In a technologically advanced world, there is a charming antiquity about prints. They are not quite like drawings, however infinitely more precious than something taken straight out from an inkjet printer. Each print can look like it is was carefully and uniquely made. The effect is delicate and personal.
I was first introduced to the world of printmaking when I took a graphic art class in college. I was impressed by the mechanics involved in a large-scale printmaking operation, from noxious acid baths to centuries-old machinery that could take up a bedroom in my small Queens apartment. There is also a comradery and tenderness within printmaking communities who have to learn to live in harmony with each other through necessity of shared studio equipment and technique.
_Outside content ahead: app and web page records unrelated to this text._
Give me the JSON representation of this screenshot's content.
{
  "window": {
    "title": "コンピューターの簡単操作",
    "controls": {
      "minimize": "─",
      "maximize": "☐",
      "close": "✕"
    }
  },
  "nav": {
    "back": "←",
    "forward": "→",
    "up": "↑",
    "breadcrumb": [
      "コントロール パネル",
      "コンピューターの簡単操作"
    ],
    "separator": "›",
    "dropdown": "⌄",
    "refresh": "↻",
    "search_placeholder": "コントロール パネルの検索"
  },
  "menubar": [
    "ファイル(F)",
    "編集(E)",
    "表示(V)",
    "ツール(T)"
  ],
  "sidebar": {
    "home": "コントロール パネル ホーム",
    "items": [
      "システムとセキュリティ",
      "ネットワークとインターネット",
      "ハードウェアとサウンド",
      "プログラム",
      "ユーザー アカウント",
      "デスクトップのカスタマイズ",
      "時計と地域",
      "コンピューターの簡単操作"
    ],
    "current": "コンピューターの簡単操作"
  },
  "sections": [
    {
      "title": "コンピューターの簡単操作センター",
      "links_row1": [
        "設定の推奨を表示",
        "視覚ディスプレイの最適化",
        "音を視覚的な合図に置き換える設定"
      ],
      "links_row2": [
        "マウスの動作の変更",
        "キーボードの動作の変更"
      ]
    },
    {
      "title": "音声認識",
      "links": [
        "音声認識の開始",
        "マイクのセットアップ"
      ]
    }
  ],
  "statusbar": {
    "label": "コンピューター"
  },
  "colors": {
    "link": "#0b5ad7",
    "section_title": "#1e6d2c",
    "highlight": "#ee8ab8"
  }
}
Printing studios are often organized chaos, with various essential products (like ink) on perpetual backorder. I once overheard an instructor complain that the lithography presses in New York were serviced by a single man, that this man was the only person who could really fix them up properly (irritation in his voice rising) — however this same man simply did not feel like fixing the broken press in the studio this month. I couldn’t tell if it was hyperbole, but I laughed imagining printmaking in New York being brought to a standstill by one dilatory printing press savant in Farmingdale. But that anecdote is reflective of how printmaking and printers are in general: impractical and wonderful.
In 2018, in the years prior to quarantine and other challenges of studio space, I was making lithographs at the Art Students League in Midtown. I chose to work in lithography, as I wanted to make prints with a lighter ‘pencil-like’ effect. In the image above, I have side-by-side comparisons of my crayon sketch on the stone (left) and the final print (right). Depending on what sort of crayon you use, the effect of a lithographic crayon can be similar to pencil or charcoal. The crayons contain a wax that repels etching fluid, turning untreated areas into an ink repellent surface.
Historically, printmaking was a process that was used to replicate art prior to photography. Printmaking has now taken on a second life as an artform living for itself, and I couldn’t be happier. Entering into a printmaking studio, one can feel transported into an older world than one’s own.
Working primarily in paper mediums, printmaking was the instant friend that flew out from the darkness. Hopefully, it is something I will return to in the not-too-distant future.
Originally published at https://www.robyntang.com on December 22, 2020.